Component data from apps and pages ▸

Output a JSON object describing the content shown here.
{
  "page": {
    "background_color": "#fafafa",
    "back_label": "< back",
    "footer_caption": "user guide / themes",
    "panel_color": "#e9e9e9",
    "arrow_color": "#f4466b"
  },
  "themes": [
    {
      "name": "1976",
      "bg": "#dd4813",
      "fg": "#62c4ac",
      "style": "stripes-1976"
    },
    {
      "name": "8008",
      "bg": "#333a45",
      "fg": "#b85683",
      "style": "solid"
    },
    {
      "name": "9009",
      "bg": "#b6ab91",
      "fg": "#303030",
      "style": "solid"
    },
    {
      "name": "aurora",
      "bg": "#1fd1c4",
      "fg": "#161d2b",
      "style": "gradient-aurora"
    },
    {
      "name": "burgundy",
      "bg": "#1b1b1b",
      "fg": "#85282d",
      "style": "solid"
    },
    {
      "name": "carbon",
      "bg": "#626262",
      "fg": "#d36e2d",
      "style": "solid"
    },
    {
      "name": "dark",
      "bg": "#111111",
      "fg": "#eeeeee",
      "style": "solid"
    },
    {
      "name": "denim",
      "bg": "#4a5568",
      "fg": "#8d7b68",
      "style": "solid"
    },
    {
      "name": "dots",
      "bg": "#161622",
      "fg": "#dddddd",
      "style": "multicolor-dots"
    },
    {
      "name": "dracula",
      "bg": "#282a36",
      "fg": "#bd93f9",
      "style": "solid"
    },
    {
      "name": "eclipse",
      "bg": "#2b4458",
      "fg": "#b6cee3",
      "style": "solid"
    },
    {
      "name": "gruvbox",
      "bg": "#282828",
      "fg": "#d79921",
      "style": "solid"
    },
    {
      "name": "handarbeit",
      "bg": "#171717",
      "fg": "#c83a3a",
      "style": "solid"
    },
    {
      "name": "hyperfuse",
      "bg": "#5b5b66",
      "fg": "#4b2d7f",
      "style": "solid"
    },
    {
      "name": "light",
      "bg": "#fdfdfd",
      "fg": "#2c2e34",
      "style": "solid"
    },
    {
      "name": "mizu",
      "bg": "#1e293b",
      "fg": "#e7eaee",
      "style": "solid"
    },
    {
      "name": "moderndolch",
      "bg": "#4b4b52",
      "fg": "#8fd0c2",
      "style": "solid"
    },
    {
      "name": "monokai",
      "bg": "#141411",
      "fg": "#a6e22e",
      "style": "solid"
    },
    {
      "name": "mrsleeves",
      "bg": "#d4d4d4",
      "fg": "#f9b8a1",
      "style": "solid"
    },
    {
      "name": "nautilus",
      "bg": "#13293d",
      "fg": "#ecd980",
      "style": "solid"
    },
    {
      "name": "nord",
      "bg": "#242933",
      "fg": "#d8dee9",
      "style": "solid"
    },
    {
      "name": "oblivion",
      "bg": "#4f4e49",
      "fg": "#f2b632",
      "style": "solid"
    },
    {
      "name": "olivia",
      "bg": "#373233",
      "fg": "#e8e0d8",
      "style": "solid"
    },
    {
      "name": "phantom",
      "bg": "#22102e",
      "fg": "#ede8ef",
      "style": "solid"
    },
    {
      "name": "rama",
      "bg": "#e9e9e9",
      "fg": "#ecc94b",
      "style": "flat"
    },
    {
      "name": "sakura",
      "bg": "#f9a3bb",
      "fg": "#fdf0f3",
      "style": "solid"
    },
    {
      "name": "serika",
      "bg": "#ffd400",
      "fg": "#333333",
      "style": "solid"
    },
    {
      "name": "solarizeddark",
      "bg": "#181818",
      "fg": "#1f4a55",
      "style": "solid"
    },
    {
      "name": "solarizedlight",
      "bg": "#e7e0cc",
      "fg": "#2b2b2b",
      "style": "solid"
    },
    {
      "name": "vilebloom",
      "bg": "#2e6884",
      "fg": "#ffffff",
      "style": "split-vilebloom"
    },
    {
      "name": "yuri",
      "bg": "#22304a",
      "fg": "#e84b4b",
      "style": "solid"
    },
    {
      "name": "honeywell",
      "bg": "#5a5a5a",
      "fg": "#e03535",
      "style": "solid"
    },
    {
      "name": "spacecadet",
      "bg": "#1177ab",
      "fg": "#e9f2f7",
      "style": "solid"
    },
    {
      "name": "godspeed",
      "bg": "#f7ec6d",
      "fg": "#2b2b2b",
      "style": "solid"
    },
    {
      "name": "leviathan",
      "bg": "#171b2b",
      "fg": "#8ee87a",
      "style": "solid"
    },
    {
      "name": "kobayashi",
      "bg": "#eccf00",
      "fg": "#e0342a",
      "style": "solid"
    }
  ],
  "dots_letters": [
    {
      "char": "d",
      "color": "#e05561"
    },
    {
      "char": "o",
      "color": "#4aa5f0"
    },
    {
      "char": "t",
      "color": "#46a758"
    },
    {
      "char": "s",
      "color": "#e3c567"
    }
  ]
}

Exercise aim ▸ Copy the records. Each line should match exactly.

Answer box ▸
Output a JSON object describing the content shown here.
{
  "page": {
    "background_color": "#fafafa",
    "back_label": "< back",
    "footer_caption": "user guide / themes",
    "panel_color": "#e9e9e9",
    "arrow_color": "#f4466b"
  },
  "themes": [
    {
      "name": "1976",
      "bg": "#dd4813",
      "fg": "#62c4ac",
      "style": "stripes-1976"
    },
    {
      "name": "8008",
      "bg": "#333a45",
      "fg": "#b85683",
      "style": "solid"
    },
    {
      "name": "9009",
      "bg": "#b6ab91",
      "fg": "#303030",
      "style": "solid"
    },
    {
      "name": "aurora",
      "bg": "#1fd1c4",
      "fg": "#161d2b",
      "style": "gradient-aurora"
    },
    {
      "name": "burgundy",
      "bg": "#1b1b1b",
      "fg": "#85282d",
      "style": "solid"
    },
    {
      "name": "carbon",
      "bg": "#626262",
      "fg": "#d36e2d",
      "style": "solid"
    },
    {
      "name": "dark",
      "bg": "#111111",
      "fg": "#eeeeee",
      "style": "solid"
    },
    {
      "name": "denim",
      "bg": "#4a5568",
      "fg": "#8d7b68",
      "style": "solid"
    },
    {
      "name": "dots",
      "bg": "#161622",
      "fg": "#dddddd",
      "style": "multicolor-dots"
    },
    {
      "name": "dracula",
      "bg": "#282a36",
      "fg": "#bd93f9",
      "style": "solid"
    },
    {
      "name": "eclipse",
      "bg": "#2b4458",
      "fg": "#b6cee3",
      "style": "solid"
    },
    {
      "name": "gruvbox",
      "bg": "#282828",
      "fg": "#d79921",
      "style": "solid"
    },
    {
      "name": "handarbeit",
      "bg": "#171717",
      "fg": "#c83a3a",
      "style": "solid"
    },
    {
      "name": "hyperfuse",
      "bg": "#5b5b66",
      "fg": "#4b2d7f",
      "style": "solid"
    },
    {
      "name": "light",
      "bg": "#fdfdfd",
      "fg": "#2c2e34",
      "style": "solid"
    },
    {
      "name": "mizu",
      "bg": "#1e293b",
      "fg": "#e7eaee",
      "style": "solid"
    },
    {
      "name": "moderndolch",
      "bg": "#4b4b52",
      "fg": "#8fd0c2",
      "style": "solid"
    },
    {
      "name": "monokai",
      "bg": "#141411",
      "fg": "#a6e22e",
      "style": "solid"
    },
    {
      "name": "mrsleeves",
      "bg": "#d4d4d4",
      "fg": "#f9b8a1",
      "style": "solid"
    },
    {
      "name": "nautilus",
      "bg": "#13293d",
      "fg": "#ecd980",
      "style": "solid"
    },
    {
      "name": "nord",
      "bg": "#242933",
      "fg": "#d8dee9",
      "style": "solid"
    },
    {
      "name": "oblivion",
      "bg": "#4f4e49",
      "fg": "#f2b632",
      "style": "solid"
    },
    {
      "name": "olivia",
      "bg": "#373233",
      "fg": "#e8e0d8",
      "style": "solid"
    },
    {
      "name": "phantom",
      "bg": "#22102e",
      "fg": "#ede8ef",
      "style": "solid"
    },
    {
      "name": "rama",
      "bg": "#e9e9e9",
      "fg": "#ecc94b",
      "style": "flat"
    },
    {
      "name": "sakura",
      "bg": "#f9a3bb",
      "fg": "#fdf0f3",
      "style": "solid"
    },
    {
      "name": "serika",
      "bg": "#ffd400",
      "fg": "#333333",
      "style": "solid"
    },
    {
      "name": "solarizeddark",
      "bg": "#181818",
      "fg": "#1f4a55",
      "style": "solid"
    },
    {
      "name": "solarizedlight",
      "bg": "#e7e0cc",
      "fg": "#2b2b2b",
      "style": "solid"
    },
    {
      "name": "vilebloom",
      "bg": "#2e6884",
      "fg": "#ffffff",
      "style": "split-vilebloom"
    },
    {
      "name": "yuri",
      "bg": "#22304a",
      "fg": "#e84b4b",
      "style": "solid"
    },
    {
      "name": "honeywell",
      "bg": "#5a5a5a",
      "fg": "#e03535",
      "style": "solid"
    },
    {
      "name": "spacecadet",
      "bg": "#1177ab",
      "fg": "#e9f2f7",
      "style": "solid"
    },
    {
      "name": "godspeed",
      "bg": "#f7ec6d",
      "fg": "#2b2b2b",
      "style": "solid"
    },
    {
      "name": "leviathan",
      "bg": "#171b2b",
      "fg": "#8ee87a",
      "style": "solid"
    },
    {
      "name": "kobayashi",
      "bg": "#eccf00",
      "fg": "#e0342a",
      "style": "solid"
    }
  ],
  "dots_letters": [
    {
      "char": "d",
      "color": "#e05561"
    },
    {
      "char": "o",
      "color": "#4aa5f0"
    },
    {
      "char": "t",
      "color": "#46a758"
    },
    {
      "char": "s",
      "color": "#e3c567"
    }
  ]
}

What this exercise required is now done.